Stored data:
▽

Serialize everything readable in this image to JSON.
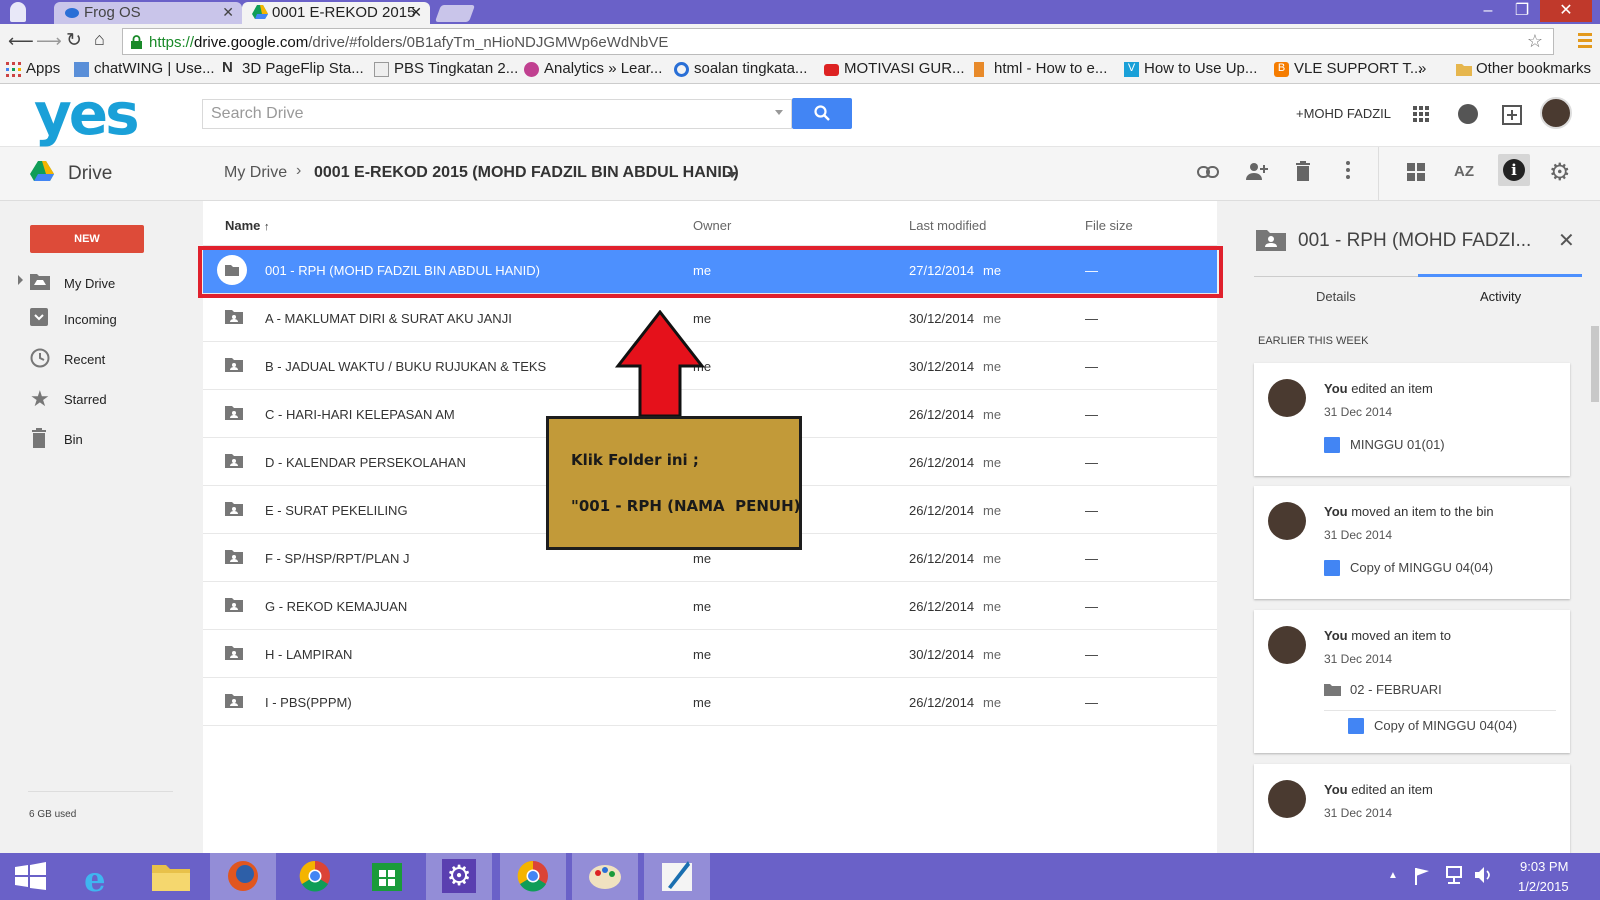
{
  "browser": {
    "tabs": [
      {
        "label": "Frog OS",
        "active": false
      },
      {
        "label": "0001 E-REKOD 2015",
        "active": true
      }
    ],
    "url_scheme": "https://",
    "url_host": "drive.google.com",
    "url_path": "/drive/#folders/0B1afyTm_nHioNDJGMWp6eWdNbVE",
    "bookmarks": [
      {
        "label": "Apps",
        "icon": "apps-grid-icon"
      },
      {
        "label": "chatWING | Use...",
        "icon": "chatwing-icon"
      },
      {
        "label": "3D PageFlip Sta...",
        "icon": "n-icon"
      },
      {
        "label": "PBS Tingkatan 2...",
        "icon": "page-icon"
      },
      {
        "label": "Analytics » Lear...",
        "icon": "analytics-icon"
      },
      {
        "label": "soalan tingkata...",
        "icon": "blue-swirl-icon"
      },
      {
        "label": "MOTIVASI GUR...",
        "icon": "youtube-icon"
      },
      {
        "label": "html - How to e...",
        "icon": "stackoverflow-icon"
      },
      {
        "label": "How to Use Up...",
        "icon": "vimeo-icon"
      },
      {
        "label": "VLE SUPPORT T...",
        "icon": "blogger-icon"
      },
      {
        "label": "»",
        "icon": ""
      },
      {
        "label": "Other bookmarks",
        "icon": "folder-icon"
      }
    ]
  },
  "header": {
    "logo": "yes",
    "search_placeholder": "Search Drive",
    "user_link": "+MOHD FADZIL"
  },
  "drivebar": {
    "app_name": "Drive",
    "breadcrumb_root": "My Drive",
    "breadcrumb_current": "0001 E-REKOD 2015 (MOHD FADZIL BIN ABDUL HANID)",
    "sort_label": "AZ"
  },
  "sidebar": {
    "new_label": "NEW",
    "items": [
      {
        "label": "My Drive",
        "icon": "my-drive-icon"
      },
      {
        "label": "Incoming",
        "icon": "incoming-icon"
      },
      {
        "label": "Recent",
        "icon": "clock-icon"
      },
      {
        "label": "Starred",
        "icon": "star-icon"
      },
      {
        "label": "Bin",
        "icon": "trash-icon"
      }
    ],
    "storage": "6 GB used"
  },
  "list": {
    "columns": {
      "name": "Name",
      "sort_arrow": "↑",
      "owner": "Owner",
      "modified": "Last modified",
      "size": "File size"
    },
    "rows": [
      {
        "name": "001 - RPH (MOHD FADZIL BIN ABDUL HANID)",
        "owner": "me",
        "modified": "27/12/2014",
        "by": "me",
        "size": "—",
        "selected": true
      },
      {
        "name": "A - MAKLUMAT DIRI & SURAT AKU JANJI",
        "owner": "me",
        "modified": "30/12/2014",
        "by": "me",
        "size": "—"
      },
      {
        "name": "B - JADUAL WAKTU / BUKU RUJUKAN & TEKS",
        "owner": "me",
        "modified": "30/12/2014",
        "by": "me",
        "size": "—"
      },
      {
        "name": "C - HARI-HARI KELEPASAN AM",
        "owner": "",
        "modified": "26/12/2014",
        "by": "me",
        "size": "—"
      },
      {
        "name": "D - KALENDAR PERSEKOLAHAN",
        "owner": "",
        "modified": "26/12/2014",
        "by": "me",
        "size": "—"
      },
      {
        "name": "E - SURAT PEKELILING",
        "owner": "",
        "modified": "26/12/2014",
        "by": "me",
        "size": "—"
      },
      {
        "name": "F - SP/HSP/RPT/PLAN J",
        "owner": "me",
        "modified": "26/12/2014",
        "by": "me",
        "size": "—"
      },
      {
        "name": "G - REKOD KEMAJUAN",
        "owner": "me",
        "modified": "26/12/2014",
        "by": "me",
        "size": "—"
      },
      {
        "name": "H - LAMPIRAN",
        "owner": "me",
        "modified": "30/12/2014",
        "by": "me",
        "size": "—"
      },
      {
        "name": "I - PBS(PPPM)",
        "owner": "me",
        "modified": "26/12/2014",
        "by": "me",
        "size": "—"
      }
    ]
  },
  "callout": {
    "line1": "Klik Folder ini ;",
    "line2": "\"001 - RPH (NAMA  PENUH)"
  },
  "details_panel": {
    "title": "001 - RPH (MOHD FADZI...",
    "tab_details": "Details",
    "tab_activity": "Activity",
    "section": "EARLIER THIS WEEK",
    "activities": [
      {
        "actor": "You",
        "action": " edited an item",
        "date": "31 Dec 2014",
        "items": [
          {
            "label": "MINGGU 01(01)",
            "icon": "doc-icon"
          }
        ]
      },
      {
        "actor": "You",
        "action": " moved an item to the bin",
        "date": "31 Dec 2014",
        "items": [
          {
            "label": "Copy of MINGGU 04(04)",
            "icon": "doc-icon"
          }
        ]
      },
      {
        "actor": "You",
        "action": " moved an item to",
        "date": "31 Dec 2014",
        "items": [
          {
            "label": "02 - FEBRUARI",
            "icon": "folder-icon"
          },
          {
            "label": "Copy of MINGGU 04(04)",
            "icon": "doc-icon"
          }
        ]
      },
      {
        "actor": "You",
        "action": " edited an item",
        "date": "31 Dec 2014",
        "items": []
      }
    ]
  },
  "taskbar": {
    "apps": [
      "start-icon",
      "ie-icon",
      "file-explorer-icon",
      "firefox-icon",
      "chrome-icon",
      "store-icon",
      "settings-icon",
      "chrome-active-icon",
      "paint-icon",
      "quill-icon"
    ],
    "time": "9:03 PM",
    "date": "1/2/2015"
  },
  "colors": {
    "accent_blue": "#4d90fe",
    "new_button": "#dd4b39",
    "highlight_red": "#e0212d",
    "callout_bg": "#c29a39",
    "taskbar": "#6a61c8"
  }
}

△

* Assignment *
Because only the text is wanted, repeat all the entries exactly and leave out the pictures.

* Task answer *
Serialize everything readable in this image to JSON.
{
  "browser": {
    "tabs": [
      {
        "label": "Frog OS",
        "active": false
      },
      {
        "label": "0001 E-REKOD 2015",
        "active": true
      }
    ],
    "url_scheme": "https://",
    "url_host": "drive.google.com",
    "url_path": "/drive/#folders/0B1afyTm_nHioNDJGMWp6eWdNbVE",
    "bookmarks": [
      {
        "label": "Apps",
        "icon": "apps-grid-icon"
      },
      {
        "label": "chatWING | Use...",
        "icon": "chatwing-icon"
      },
      {
        "label": "3D PageFlip Sta...",
        "icon": "n-icon"
      },
      {
        "label": "PBS Tingkatan 2...",
        "icon": "page-icon"
      },
      {
        "label": "Analytics » Lear...",
        "icon": "analytics-icon"
      },
      {
        "label": "soalan tingkata...",
        "icon": "blue-swirl-icon"
      },
      {
        "label": "MOTIVASI GUR...",
        "icon": "youtube-icon"
      },
      {
        "label": "html - How to e...",
        "icon": "stackoverflow-icon"
      },
      {
        "label": "How to Use Up...",
        "icon": "vimeo-icon"
      },
      {
        "label": "VLE SUPPORT T...",
        "icon": "blogger-icon"
      },
      {
        "label": "»",
        "icon": ""
      },
      {
        "label": "Other bookmarks",
        "icon": "folder-icon"
      }
    ]
  },
  "header": {
    "logo": "yes",
    "search_placeholder": "Search Drive",
    "user_link": "+MOHD FADZIL"
  },
  "drivebar": {
    "app_name": "Drive",
    "breadcrumb_root": "My Drive",
    "breadcrumb_current": "0001 E-REKOD 2015 (MOHD FADZIL BIN ABDUL HANID)",
    "sort_label": "AZ"
  },
  "sidebar": {
    "new_label": "NEW",
    "items": [
      {
        "label": "My Drive",
        "icon": "my-drive-icon"
      },
      {
        "label": "Incoming",
        "icon": "incoming-icon"
      },
      {
        "label": "Recent",
        "icon": "clock-icon"
      },
      {
        "label": "Starred",
        "icon": "star-icon"
      },
      {
        "label": "Bin",
        "icon": "trash-icon"
      }
    ],
    "storage": "6 GB used"
  },
  "list": {
    "columns": {
      "name": "Name",
      "sort_arrow": "↑",
      "owner": "Owner",
      "modified": "Last modified",
      "size": "File size"
    },
    "rows": [
      {
        "name": "001 - RPH (MOHD FADZIL BIN ABDUL HANID)",
        "owner": "me",
        "modified": "27/12/2014",
        "by": "me",
        "size": "—",
        "selected": true
      },
      {
        "name": "A - MAKLUMAT DIRI & SURAT AKU JANJI",
        "owner": "me",
        "modified": "30/12/2014",
        "by": "me",
        "size": "—"
      },
      {
        "name": "B - JADUAL WAKTU / BUKU RUJUKAN & TEKS",
        "owner": "me",
        "modified": "30/12/2014",
        "by": "me",
        "size": "—"
      },
      {
        "name": "C - HARI-HARI KELEPASAN AM",
        "owner": "",
        "modified": "26/12/2014",
        "by": "me",
        "size": "—"
      },
      {
        "name": "D - KALENDAR PERSEKOLAHAN",
        "owner": "",
        "modified": "26/12/2014",
        "by": "me",
        "size": "—"
      },
      {
        "name": "E - SURAT PEKELILING",
        "owner": "",
        "modified": "26/12/2014",
        "by": "me",
        "size": "—"
      },
      {
        "name": "F - SP/HSP/RPT/PLAN J",
        "owner": "me",
        "modified": "26/12/2014",
        "by": "me",
        "size": "—"
      },
      {
        "name": "G - REKOD KEMAJUAN",
        "owner": "me",
        "modified": "26/12/2014",
        "by": "me",
        "size": "—"
      },
      {
        "name": "H - LAMPIRAN",
        "owner": "me",
        "modified": "30/12/2014",
        "by": "me",
        "size": "—"
      },
      {
        "name": "I - PBS(PPPM)",
        "owner": "me",
        "modified": "26/12/2014",
        "by": "me",
        "size": "—"
      }
    ]
  },
  "callout": {
    "line1": "Klik Folder ini ;",
    "line2": "\"001 - RPH (NAMA  PENUH)"
  },
  "details_panel": {
    "title": "001 - RPH (MOHD FADZI...",
    "tab_details": "Details",
    "tab_activity": "Activity",
    "section": "EARLIER THIS WEEK",
    "activities": [
      {
        "actor": "You",
        "action": " edited an item",
        "date": "31 Dec 2014",
        "items": [
          {
            "label": "MINGGU 01(01)",
            "icon": "doc-icon"
          }
        ]
      },
      {
        "actor": "You",
        "action": " moved an item to the bin",
        "date": "31 Dec 2014",
        "items": [
          {
            "label": "Copy of MINGGU 04(04)",
            "icon": "doc-icon"
          }
        ]
      },
      {
        "actor": "You",
        "action": " moved an item to",
        "date": "31 Dec 2014",
        "items": [
          {
            "label": "02 - FEBRUARI",
            "icon": "folder-icon"
          },
          {
            "label": "Copy of MINGGU 04(04)",
            "icon": "doc-icon"
          }
        ]
      },
      {
        "actor": "You",
        "action": " edited an item",
        "date": "31 Dec 2014",
        "items": []
      }
    ]
  },
  "taskbar": {
    "apps": [
      "start-icon",
      "ie-icon",
      "file-explorer-icon",
      "firefox-icon",
      "chrome-icon",
      "store-icon",
      "settings-icon",
      "chrome-active-icon",
      "paint-icon",
      "quill-icon"
    ],
    "time": "9:03 PM",
    "date": "1/2/2015"
  },
  "colors": {
    "accent_blue": "#4d90fe",
    "new_button": "#dd4b39",
    "highlight_red": "#e0212d",
    "callout_bg": "#c29a39",
    "taskbar": "#6a61c8"
  }
}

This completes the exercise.